:: Supplied data ::
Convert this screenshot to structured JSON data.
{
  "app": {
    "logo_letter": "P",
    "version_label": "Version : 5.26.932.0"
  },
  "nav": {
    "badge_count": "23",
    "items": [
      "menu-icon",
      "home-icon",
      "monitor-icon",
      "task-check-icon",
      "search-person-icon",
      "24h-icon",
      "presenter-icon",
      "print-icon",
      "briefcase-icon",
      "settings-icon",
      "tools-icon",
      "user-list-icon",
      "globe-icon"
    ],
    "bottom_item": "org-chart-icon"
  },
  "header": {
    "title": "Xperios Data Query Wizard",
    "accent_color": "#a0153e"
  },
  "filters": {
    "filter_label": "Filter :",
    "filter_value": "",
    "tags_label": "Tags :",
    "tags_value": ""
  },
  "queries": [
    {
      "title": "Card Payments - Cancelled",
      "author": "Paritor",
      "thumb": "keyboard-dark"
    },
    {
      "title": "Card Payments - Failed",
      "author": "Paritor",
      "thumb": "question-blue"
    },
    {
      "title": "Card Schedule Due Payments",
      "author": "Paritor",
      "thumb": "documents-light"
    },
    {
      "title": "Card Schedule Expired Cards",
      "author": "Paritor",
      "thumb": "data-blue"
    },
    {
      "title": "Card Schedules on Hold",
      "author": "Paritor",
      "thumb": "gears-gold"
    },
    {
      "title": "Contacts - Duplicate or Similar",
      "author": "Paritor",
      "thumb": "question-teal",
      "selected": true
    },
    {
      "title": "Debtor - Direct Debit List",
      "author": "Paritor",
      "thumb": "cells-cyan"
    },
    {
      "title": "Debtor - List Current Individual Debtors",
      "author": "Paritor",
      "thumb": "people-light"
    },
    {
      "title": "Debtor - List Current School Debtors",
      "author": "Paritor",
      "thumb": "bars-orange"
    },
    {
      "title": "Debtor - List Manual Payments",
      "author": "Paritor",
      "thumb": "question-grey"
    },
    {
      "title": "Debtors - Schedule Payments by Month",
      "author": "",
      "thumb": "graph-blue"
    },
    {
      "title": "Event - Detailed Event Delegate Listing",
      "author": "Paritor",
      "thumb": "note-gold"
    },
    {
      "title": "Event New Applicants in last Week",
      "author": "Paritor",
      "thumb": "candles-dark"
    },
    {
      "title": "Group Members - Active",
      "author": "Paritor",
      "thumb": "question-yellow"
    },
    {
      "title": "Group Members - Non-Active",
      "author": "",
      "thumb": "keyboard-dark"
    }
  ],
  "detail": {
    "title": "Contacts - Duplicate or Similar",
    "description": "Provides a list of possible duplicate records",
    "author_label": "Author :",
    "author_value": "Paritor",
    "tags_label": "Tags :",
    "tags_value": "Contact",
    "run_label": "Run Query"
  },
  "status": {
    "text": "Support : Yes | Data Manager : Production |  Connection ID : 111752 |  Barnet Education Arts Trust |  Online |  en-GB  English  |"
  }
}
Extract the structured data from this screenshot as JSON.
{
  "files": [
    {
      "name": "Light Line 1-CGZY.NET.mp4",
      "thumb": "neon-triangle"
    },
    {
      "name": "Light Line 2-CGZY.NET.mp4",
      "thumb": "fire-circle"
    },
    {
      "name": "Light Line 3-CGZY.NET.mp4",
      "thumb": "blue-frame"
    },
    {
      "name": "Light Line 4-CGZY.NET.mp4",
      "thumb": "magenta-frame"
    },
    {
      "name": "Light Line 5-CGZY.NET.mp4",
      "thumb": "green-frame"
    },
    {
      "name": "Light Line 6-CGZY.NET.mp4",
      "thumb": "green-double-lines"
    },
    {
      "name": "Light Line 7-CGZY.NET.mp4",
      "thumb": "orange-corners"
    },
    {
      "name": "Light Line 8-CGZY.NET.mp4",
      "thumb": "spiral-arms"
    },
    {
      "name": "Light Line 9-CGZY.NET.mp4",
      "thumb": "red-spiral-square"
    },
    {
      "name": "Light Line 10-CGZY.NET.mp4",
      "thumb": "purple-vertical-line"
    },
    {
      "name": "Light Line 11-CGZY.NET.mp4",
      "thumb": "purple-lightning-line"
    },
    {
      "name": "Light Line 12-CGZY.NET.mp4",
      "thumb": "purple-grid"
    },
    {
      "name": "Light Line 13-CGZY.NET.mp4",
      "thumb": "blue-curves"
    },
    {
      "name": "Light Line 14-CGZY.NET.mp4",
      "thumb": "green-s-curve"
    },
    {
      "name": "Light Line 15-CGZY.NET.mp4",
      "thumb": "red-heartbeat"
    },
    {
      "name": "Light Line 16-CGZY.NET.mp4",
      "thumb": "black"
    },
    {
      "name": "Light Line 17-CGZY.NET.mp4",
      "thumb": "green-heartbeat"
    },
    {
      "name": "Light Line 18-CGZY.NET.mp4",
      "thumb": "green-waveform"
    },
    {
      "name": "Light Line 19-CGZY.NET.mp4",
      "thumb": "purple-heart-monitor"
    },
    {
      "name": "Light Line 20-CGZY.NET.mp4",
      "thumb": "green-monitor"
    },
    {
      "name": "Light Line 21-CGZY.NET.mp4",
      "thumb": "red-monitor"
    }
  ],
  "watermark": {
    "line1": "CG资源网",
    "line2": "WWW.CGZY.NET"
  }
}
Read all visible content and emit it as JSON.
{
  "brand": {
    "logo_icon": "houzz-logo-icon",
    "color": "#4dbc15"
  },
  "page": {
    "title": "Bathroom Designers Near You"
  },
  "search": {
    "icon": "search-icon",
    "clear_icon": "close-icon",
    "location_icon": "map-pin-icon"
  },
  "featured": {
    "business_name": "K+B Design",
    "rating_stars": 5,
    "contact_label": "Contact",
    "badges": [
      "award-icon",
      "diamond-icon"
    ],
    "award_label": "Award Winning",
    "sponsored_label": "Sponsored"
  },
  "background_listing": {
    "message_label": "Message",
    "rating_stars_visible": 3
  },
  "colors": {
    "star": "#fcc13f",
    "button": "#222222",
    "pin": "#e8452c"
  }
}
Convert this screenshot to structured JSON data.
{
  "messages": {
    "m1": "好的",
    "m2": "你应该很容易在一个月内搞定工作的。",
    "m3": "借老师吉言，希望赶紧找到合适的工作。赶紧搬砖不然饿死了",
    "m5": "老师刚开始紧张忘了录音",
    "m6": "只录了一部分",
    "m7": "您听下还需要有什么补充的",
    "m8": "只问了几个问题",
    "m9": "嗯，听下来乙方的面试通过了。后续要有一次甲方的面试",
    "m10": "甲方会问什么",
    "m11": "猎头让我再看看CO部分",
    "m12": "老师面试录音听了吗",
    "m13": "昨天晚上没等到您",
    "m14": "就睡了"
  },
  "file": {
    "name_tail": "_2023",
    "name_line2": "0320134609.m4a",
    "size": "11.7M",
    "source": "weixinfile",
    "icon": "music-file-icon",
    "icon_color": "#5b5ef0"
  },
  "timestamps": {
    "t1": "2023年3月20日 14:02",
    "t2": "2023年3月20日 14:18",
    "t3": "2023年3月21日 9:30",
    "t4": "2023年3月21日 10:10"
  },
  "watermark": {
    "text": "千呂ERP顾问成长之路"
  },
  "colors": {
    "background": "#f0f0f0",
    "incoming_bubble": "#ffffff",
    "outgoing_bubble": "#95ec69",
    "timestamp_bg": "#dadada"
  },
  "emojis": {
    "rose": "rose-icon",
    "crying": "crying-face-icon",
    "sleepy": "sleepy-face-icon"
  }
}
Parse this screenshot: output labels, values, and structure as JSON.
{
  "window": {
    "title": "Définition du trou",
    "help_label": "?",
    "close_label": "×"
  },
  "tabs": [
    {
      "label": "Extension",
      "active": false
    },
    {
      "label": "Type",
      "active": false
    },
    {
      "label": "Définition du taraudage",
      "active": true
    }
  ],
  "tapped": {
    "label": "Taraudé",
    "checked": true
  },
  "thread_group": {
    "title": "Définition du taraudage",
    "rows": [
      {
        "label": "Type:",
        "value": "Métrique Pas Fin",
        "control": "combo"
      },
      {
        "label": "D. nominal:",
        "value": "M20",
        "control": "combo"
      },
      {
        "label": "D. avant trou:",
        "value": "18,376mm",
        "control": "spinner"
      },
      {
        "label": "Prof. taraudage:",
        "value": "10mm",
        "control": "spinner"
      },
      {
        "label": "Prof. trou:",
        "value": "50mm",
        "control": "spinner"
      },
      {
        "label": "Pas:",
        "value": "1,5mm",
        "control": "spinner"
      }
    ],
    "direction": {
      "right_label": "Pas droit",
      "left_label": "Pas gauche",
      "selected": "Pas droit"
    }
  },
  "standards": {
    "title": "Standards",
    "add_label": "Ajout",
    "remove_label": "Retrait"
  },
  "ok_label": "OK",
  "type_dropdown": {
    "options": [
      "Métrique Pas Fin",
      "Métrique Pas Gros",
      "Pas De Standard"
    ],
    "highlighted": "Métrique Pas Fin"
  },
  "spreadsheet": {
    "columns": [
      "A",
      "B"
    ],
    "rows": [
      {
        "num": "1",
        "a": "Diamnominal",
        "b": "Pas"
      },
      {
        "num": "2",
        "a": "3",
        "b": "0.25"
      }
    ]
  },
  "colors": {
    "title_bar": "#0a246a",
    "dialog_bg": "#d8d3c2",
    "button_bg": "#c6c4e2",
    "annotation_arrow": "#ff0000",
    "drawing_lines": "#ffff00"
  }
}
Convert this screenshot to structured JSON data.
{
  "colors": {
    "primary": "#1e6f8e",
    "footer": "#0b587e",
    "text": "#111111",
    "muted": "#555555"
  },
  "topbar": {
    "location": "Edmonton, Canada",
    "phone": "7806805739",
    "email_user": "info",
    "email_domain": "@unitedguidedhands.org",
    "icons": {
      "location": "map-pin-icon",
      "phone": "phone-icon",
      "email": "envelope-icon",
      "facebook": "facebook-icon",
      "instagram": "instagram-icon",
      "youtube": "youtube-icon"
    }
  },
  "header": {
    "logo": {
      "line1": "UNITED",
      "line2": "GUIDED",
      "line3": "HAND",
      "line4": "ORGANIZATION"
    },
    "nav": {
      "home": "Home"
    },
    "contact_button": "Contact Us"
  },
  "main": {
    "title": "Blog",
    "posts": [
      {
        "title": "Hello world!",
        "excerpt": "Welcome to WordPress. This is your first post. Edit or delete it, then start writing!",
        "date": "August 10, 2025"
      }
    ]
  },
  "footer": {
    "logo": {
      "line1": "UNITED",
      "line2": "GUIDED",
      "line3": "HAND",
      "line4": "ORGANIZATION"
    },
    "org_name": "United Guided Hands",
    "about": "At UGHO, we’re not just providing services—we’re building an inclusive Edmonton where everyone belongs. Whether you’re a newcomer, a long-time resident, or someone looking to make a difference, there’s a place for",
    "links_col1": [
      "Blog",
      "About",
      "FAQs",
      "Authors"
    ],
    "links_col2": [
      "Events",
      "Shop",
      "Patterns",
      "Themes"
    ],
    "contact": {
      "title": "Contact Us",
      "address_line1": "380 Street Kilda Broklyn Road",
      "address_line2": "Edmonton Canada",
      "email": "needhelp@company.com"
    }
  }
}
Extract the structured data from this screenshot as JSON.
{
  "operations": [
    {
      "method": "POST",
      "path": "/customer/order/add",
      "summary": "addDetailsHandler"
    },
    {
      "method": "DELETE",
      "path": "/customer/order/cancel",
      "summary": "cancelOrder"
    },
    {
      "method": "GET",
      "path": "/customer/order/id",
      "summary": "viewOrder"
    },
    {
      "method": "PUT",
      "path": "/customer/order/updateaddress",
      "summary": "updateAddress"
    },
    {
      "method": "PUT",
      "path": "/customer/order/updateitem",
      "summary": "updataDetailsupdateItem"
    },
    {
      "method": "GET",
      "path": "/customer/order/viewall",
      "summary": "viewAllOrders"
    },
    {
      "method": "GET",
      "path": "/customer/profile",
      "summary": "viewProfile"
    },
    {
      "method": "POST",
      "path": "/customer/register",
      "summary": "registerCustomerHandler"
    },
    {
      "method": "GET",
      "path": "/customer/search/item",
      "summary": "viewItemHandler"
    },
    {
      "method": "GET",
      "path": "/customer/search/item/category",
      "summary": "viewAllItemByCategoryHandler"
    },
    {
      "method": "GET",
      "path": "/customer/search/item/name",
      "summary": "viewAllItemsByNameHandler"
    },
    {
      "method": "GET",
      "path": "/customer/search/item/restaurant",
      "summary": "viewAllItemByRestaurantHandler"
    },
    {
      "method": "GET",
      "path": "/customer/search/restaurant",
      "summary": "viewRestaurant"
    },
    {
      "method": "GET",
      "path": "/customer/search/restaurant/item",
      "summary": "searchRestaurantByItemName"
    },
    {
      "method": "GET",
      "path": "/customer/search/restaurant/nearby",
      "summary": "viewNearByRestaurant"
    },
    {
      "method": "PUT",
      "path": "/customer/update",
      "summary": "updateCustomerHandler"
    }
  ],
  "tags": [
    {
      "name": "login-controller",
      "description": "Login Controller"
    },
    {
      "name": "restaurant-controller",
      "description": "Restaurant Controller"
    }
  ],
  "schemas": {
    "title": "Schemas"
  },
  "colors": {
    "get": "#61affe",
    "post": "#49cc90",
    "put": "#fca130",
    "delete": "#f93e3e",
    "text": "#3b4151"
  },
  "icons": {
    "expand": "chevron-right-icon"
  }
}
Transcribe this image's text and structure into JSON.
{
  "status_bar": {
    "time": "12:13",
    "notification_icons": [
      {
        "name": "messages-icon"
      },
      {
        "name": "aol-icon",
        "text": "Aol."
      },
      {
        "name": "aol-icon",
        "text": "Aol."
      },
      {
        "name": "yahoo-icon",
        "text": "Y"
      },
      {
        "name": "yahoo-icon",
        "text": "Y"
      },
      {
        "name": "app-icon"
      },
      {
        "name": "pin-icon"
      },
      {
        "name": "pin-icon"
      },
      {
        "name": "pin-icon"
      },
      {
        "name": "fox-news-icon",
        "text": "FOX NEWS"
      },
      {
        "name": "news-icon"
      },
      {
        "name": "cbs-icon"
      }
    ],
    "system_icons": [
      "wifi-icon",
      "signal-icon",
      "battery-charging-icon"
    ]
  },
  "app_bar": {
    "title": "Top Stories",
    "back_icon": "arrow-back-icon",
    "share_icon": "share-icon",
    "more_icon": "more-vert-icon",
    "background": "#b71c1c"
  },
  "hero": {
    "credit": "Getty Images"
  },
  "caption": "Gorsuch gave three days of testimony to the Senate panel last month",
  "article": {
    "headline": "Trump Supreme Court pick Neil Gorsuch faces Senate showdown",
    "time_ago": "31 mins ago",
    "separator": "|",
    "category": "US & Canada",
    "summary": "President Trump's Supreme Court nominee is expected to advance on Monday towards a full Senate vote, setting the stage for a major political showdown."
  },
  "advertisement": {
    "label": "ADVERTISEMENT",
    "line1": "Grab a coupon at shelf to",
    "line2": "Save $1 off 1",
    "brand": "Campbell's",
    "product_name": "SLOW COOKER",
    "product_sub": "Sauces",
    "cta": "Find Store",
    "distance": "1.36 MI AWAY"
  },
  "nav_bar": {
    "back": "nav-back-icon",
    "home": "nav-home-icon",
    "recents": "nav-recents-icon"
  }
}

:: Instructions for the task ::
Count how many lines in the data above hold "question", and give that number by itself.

:: Task response ::
4